The elections board’s audit was prompted by Catala’s failure to file a series of campaign finance reports in 2018.

Neronha’s office said that even as prosecutors were reviewing the 2018 case, Catala proceeded to fail to file the mandatory campaign finance reports on Aug. 16 and Sept. 6 of 2022, which were due ahead of the Sept. 13 primary.

“Failure to file such reports, after repeated directives from the Board of Elections to file them, can lead only to one place: criminal prosecution,” Neronha said.

While under investigation by the attorney general’s office, Catala was elected president of the Providence branch of the NAACP, beating out longtime president Jim Vincent.

Catala has run for the Ward 9 council seat three times, never successfully. This past fall he lost in the Democratic primary to Juan Pichardo, who went on to win the seat.

In an affidavit for an arrest warrant filed by the the R.I. State Police financial crimes unit, Cpl. James Brown wrote that Catala’s failure to comply with campaign finance law stems back to his first campaign in 2014, when he failed to file the required reports and racked up $10,000 in fines, which were later waived when he filed the reports three years late.

For the 2018 campaign, the Board of Elections said he again did not file the required reports, prompting the audit into the thousands of dollars spent from his campaign account. Catala finally filed the 2018 reports in August 2022, while running for office again, but the reports were incomplete and did not itemize his campaign donations or expenditures, according to the affidavit.

“These actions fall outside the three-year statute of limitations,” Brown wrote.

Reached by phone, Catala did not immediately comment but said he would call back.

The AG’s office said Catala was arraigned at the State Police barracks on Thursday, and is due in court to face a judge next week.

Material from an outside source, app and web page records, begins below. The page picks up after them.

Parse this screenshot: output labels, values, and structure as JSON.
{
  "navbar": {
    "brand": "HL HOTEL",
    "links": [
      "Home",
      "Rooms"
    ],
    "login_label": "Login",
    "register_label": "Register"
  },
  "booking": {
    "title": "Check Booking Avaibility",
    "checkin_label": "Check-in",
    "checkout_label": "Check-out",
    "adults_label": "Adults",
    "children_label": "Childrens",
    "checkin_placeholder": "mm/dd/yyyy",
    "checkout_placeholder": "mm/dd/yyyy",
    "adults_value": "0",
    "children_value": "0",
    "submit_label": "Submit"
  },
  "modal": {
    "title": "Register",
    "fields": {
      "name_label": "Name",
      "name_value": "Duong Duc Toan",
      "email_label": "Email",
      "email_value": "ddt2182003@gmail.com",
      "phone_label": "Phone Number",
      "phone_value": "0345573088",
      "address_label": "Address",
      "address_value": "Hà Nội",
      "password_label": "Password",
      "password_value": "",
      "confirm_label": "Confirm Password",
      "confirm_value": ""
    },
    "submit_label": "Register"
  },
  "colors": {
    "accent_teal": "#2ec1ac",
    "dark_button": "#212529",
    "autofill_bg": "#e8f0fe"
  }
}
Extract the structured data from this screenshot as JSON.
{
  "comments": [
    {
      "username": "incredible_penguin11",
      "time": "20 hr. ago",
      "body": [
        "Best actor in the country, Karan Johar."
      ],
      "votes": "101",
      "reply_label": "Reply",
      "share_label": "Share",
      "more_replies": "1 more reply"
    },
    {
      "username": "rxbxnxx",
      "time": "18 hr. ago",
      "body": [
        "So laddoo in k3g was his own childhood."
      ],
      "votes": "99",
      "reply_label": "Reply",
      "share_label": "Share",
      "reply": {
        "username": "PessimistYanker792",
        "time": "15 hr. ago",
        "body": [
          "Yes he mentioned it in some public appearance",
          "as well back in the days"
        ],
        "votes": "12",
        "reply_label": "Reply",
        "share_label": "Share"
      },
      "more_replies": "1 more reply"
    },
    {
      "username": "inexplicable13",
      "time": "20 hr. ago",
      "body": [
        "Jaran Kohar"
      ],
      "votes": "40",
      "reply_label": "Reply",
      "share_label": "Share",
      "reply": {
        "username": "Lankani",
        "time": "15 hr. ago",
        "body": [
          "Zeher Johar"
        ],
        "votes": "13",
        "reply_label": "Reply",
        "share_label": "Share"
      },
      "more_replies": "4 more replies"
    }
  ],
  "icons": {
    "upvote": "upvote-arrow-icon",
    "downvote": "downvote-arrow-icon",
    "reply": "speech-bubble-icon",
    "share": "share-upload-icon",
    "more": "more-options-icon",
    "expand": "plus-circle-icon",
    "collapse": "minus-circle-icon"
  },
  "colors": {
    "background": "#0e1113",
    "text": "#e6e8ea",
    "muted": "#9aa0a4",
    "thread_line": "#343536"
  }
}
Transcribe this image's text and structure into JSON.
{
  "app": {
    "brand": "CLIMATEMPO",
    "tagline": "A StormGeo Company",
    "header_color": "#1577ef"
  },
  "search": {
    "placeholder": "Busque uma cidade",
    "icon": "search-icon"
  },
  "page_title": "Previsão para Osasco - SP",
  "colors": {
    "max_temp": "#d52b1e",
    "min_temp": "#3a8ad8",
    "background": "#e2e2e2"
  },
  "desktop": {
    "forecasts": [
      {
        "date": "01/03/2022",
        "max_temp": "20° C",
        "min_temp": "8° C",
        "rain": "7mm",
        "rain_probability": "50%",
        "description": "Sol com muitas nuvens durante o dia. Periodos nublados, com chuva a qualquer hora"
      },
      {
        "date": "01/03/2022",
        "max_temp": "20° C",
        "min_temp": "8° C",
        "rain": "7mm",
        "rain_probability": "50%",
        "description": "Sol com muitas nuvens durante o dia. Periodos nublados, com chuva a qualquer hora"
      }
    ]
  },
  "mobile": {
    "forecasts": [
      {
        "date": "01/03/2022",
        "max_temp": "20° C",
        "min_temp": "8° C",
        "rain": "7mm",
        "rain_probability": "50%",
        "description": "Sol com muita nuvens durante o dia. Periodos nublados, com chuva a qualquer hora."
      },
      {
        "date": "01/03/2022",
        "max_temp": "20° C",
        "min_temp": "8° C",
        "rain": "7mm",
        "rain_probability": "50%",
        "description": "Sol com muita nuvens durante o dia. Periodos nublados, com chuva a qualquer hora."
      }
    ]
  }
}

Steph Machado ( is a Target 12 investigative reporter covering Providence, politics and more for 12 News. Connect with her on Twitter and on Facebook.